|Aposter of Khubsoorat (1980) reprinted as a CD cover.|
Interestingly, the same year saw Hrishikesh Mukherjee’s Khubsoorat (1980) brilliantly address the imperiousness of a leader with a vivacious girl, Manju (Rekha), stirring trouble by questioning her sister’s authoritarian mother-in-law Nirmala Gupta (Dina Pathak). Similarly Mukherjee’s Naram Garam (1981), which released after Indira Gandhi returned to power, had a tongue-in-cheek reference where a Pandit (Om Prakash) says “phir se!? (Not again!?)” when someone mentions the word “emergency”.
One would think passage of time would have given filmmakers enough perspective, and also some resolve to revisit the era, but, unfortunately, this was never the case. It was only with Sudhir Mishra’s Hazaaron Khwaishein Aisi (2003), which released in the year of the Emergency’s 30th anniversary in 2005, that the era was revisited in an upfront manner.
But is the fear of the commercial aspect of filmmaking suffering at the hands of political clout the real reason why even after a distance of 40 years, Emergency remains a taboo topic? Some filmmakers believe that it’s not their business to comment on political matters and some believe that popular cinema should only be about “entertainment, entertainment, and entertainment”.
Could there be some other reasonable explanation for the manner in which Hindi cinema – popular or art-house – sparingly acknowledged Emergency? Perhaps it could have to do with the lack of reference-based filmmaking that contemporary Bollywood can’t function without. Post-independence filmmakers and screenwriters grew up on literature more than films and the result was a generation that saw stalwarts such as Rajinder Singh Bedi, Bimal Roy, Raj Kapoor, Vijay Anand, Raj Khosla, Sahir Ludhianvi, Majrooh Sultanpuri, Kaifi Azmi, BR Chopra and Dev Anand who weren’t limited to cinema for stimulus. The next wave which saw Salim Khan, Javed Akhtar, Yash Chopra, Manoj Kumar, Prakash Mehra, Manmohan Desai and others were the first generation that grew up on films as well as literature and therefore their cinema had that influence. Most people under the age of 30 have very little idea about what the Emergency truly entailed and for the younger lot of filmmakers there is no reference to follow.
For any medium that celebrates popular culture, especially cinema, to be a chronicle of history, there has to be a constant discussion about events and while Bollywood could be blamed for ignoring Emergency as a subject, other formats such as writing (fiction and non-fiction) and even journalism, too, seem to have forgotten the dark days.

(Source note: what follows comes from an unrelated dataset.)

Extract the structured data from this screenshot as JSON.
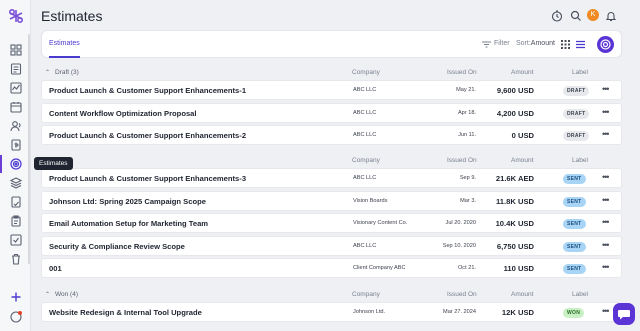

|A poster of Hazaaron Khwaishein Aisi (2005).|
Some of the most prolific present-day filmmakers and screenwriters grew up on a certain kind of cinema and therefore it’s Yash Chopra, Manmohan Desai or Mahesh Bhatt that the likes of Karan Johars, Rohit Shettys and Farah Khans or Mohit Suris cannot look beyond.
So, in essence, one can’t really blame existing filmmakers for not making films on something as important as the Emergency when they wouldn’t know the history even if it were to hit them in their face. Having bred on a popular culture that rarely acknowledges history as it was made, Bollywood would only be interested in something when it’s real such as Kissa Kursi Ka, larger-than-life personality-based like Aandhi or extremely personal like Mishra’s Hazaaron Khwaishein Aisi and you see, unfortunately for Emergency, all three have been addressed.